- [DATA PROVIDED]:
+++

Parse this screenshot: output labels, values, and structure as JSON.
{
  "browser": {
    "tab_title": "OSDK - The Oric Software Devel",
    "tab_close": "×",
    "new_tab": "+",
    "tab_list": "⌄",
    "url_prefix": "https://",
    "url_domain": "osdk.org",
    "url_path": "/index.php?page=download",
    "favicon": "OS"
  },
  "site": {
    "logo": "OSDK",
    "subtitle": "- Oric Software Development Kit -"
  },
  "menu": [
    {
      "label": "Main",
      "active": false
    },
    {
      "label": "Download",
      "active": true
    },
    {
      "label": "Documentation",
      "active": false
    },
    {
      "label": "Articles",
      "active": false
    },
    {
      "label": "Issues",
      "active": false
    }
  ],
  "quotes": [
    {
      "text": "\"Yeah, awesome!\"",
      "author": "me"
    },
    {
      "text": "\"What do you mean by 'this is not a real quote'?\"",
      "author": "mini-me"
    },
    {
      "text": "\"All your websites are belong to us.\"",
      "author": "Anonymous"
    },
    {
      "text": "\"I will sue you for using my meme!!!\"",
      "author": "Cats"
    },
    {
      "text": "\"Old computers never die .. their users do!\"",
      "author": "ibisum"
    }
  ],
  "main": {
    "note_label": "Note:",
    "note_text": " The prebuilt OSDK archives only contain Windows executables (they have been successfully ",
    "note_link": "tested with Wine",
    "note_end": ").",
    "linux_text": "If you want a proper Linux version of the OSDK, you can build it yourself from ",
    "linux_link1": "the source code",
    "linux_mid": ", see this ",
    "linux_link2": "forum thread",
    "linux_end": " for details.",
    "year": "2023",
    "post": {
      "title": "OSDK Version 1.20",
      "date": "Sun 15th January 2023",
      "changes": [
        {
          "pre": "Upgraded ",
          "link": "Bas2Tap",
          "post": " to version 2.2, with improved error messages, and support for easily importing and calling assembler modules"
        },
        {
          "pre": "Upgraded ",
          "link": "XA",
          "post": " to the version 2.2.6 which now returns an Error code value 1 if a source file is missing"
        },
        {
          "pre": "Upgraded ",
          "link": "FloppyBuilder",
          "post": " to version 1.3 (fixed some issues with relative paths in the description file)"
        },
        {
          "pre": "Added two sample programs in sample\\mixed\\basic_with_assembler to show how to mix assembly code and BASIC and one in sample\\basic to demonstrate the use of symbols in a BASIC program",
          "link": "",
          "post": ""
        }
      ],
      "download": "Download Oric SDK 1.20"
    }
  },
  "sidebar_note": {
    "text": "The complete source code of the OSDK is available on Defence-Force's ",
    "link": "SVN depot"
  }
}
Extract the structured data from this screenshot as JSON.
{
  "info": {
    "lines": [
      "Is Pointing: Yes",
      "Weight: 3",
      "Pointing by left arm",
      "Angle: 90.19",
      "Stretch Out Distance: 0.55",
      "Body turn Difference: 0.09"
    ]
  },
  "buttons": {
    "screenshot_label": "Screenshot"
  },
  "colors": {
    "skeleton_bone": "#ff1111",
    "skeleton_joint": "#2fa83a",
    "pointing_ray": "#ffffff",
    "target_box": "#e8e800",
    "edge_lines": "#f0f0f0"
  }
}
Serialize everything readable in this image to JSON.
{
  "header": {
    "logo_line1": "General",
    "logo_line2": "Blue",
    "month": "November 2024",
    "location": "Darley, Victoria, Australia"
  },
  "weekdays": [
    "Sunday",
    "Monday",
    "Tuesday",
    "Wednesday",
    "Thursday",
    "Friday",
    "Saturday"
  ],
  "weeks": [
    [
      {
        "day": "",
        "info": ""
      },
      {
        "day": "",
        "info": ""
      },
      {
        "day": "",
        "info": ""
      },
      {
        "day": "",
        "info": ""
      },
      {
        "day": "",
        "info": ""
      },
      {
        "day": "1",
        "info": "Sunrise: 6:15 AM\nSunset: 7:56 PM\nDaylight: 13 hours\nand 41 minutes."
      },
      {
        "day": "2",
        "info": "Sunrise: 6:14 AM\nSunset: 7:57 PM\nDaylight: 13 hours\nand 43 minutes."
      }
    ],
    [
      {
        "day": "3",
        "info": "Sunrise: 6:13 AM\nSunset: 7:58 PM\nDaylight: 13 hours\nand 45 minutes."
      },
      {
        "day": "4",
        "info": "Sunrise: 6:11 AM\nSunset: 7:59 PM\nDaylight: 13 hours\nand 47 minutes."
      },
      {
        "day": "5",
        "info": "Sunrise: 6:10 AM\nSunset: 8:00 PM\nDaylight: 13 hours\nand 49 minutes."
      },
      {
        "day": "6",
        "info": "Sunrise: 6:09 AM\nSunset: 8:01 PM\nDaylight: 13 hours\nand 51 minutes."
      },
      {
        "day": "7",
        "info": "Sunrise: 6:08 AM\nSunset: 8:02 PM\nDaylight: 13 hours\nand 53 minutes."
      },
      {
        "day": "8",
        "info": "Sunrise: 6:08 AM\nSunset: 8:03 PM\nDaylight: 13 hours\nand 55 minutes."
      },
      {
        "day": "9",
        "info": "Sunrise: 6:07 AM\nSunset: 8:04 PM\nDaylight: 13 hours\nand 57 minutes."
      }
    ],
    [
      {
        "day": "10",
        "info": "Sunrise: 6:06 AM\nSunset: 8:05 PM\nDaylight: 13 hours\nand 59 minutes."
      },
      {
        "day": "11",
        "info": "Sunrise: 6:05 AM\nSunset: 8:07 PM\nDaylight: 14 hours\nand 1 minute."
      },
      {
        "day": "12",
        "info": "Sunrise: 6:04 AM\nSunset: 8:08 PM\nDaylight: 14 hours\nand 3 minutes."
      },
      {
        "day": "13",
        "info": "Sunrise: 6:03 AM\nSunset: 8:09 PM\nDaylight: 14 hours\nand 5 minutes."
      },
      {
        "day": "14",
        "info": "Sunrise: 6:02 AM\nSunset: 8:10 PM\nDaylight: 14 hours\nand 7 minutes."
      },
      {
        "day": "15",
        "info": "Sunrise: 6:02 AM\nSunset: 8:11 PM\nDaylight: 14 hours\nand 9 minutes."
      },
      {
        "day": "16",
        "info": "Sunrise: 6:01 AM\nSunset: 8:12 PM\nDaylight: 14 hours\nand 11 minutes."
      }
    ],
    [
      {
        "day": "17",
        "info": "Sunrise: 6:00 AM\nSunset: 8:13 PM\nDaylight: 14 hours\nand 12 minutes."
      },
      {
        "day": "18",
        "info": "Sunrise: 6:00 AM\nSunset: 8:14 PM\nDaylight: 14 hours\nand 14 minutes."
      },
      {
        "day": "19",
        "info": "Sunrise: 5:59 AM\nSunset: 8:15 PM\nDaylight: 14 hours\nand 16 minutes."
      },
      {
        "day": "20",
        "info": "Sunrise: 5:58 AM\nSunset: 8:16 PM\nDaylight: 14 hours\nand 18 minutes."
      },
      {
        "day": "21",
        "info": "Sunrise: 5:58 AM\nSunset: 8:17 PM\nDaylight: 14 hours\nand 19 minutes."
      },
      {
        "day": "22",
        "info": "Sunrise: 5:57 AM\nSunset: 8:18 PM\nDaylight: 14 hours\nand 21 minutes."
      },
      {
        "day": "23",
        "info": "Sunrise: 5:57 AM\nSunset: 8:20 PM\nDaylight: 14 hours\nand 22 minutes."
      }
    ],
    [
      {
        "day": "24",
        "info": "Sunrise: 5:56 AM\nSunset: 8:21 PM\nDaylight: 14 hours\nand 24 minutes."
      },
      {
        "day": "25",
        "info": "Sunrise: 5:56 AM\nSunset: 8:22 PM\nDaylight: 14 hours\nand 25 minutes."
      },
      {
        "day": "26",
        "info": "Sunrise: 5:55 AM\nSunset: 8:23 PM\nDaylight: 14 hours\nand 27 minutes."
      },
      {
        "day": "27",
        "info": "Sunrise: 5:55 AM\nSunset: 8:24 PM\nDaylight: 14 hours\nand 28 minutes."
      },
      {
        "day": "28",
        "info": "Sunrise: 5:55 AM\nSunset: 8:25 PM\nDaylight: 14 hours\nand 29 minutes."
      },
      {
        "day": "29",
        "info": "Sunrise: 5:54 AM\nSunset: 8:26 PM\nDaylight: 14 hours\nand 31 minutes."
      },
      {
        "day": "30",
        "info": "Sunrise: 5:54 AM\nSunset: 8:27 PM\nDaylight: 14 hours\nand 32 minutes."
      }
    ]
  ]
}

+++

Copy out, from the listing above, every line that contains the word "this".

- [SOLUTION BELOW]:
Parse this screenshot: output labels, values, and structure as JSON.
      "text": "\"What do you mean by 'this is not a real quote'?\"",
    "linux_mid": ", see this ",
Extract the structured data from this screenshot as JSON.
Serialize everything readable in this image to JSON.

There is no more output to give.